Hands-On With The ROG Ally
The Steam Deck has been setting the world on fire with its promise of PC gaming on the go. The things sell out all across the globe and have proven to be a bonafide hit for Valve. Except, of course, in Australia where they haven’t been released yet. Unless you want to jump through some hoops (which I did) or trust a grey importer, getting a Steam Deck in Aus is not possible. This is a mistake that ASUS and their gaming arm Republic of Gamers (RoG) are not going to repeat because their answer to the Steam Deck is coming to our shores day and date with the rest of the world and that date isn’t far away at all.
The RoG Ally is the name of this little beast, (and I do mean beast) and as a part of its global launch, the local team invited a few media types folks to come to their office in Sydney and go hands-on with it. I was lucky enough to be one of those folks. For a couple of hours, I had my mitts on what is undoubtedly an impressive bit of gear and one that could very well take the land down under and our long white cloud cousins by storm and not just because its chief competitor isn’t out here yet. I have a feeling, that should it hold up over time, the Ally could be the market leader in this emerging handheld PC space.
The first thing I noticed was the weight and size. There was much hullaballoo made in a presentation made by RoG at the event about how they got the device down to 608 grams. They talked about engineered plastics, ultra-lightweight aluminium and spacings on the different cooling vents, all of which is just white noise to the average consumer, but it does translate to an amazingly light piece of gear that sits comfortably in the hand while not feeling flimsy or cheap. It is clear the team engineered the heck out of this bad boy, with everything feeling reliable and sturdy.

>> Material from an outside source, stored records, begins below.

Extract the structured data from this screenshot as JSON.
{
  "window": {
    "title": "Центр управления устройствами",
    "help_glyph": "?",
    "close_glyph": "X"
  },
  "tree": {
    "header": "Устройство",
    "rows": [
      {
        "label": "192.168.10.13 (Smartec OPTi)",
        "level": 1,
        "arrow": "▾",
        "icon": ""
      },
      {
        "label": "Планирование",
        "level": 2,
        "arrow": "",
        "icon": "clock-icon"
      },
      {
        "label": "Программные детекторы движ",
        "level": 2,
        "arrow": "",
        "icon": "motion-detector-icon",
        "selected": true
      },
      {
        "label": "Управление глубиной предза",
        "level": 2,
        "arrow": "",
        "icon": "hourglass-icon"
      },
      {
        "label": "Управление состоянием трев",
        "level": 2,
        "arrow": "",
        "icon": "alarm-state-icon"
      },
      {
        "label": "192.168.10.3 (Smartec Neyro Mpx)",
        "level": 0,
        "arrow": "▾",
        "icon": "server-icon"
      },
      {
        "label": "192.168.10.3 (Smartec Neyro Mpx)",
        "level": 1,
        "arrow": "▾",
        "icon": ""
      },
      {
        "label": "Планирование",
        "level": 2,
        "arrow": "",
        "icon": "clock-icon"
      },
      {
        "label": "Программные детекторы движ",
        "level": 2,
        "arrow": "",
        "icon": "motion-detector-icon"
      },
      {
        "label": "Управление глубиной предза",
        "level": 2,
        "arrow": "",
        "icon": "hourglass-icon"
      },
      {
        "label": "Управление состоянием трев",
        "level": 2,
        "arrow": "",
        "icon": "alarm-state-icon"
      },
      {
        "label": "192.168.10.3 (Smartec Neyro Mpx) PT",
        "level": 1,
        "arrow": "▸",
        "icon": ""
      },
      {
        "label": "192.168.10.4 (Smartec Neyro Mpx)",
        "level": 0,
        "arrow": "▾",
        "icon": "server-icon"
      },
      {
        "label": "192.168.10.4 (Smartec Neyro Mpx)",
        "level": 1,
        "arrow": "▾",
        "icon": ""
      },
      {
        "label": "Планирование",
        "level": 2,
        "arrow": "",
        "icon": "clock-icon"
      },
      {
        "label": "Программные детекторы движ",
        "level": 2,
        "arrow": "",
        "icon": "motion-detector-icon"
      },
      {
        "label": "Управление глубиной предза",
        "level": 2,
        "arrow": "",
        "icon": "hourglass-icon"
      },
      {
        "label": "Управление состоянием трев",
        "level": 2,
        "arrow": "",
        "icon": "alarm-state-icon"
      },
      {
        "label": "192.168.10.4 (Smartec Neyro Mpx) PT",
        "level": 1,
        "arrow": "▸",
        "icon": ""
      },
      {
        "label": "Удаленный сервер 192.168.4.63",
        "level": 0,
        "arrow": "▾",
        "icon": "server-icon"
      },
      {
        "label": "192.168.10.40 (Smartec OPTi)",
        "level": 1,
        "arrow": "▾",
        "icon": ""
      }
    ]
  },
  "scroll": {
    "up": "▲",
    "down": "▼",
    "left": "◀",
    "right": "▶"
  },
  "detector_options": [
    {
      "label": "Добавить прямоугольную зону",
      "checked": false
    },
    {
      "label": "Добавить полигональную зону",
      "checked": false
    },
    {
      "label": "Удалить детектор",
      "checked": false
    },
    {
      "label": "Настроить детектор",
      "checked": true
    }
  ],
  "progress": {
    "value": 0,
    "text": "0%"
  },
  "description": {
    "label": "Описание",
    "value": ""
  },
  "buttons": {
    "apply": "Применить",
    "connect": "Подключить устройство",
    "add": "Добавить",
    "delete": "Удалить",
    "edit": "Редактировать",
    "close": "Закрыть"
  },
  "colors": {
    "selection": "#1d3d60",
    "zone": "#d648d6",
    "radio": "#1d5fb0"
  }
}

Of course, time will truly tell on this score, but at this point in time it feels like this is going to be a reliable bit of gear.
In my playtime with the RoG Ally, there were a couple of things that really impressed me. The first is heat. My Steam Deck gets pretty hot, not unbearably so, but there is no mistaking that the machine is working hard. In my time with the Ally, a machine that had been on for twoish hours playing a mix of Halo Infinite, Minecraft Legends and FIFA I could barely notice any heat at all. There is clearly a great cooling/venting solution that has been put in place. The other great thing I noticed was the thumbsticks. The Nintendo Switch is notoriously terrible for FPS games and frankly, the Steam Deck, while better, still isn’t great. Playing Halo Infinite on the Ally was great, with none of the fine control issues I encounter playing on other hardware present.
A big question with these sorts of devices is always battery life and in our situation, it was impossible to make a call on that. I will say however that the machines the media were all playing were on for at least two hours before we left, so that does give credence to RoG’s claims of 2-3 hours of AAA gaming. Battery life will of course be dictated by a million little things and it will always vary depending on use, but at that 2-3 hour mark, it sits on par with the Steam Deck so it isn’t losing any ground there. That is an impressive feat in itself considering the significantly more powerful hardware the Ally is running.
Perhaps the biggest thing the Ally has going for it is Windows 11. Unlike the Steam Deck which runs a custom version of Linux, the Ally is a native Windows machine so basically everything that works on your PC will work here. That means Gamepass, Epic, Battlenet, EA and Ubisoft Connect will all work without jumping through a bunch of hoops. This really means your entire PC library can be with you on the road, not just the games you have in Steam. It does however bring me to my biggest concern and that is the overlay software. A custom-built frontend called Armoury has been built for the Ally and it grabs all the games installed, no matter the storefront, and puts them in a nice, easy-to-use screen. In theory, it sounds perfect, but in reality, it was a little bit fiddly and missing some features that PC users would expect. That said, this is the sort of thing that usually gets improved upon with patches quickly so I’d imagine most of the quirks will be sorted out within 6-12 months.
In all these are just early impressions from a short play session, but that said things are looking promising. I hope to get my hands on a review unit before the RoG Ally is released on the 13th of June so I can do a proper deep dive into everything, but for now, my expectations have been set quite high. If you don’t want to wait you can pre-order The RoG Ally from JB HI-FI or the RoG Website. Stay tuned for more on this exciting bit of gaming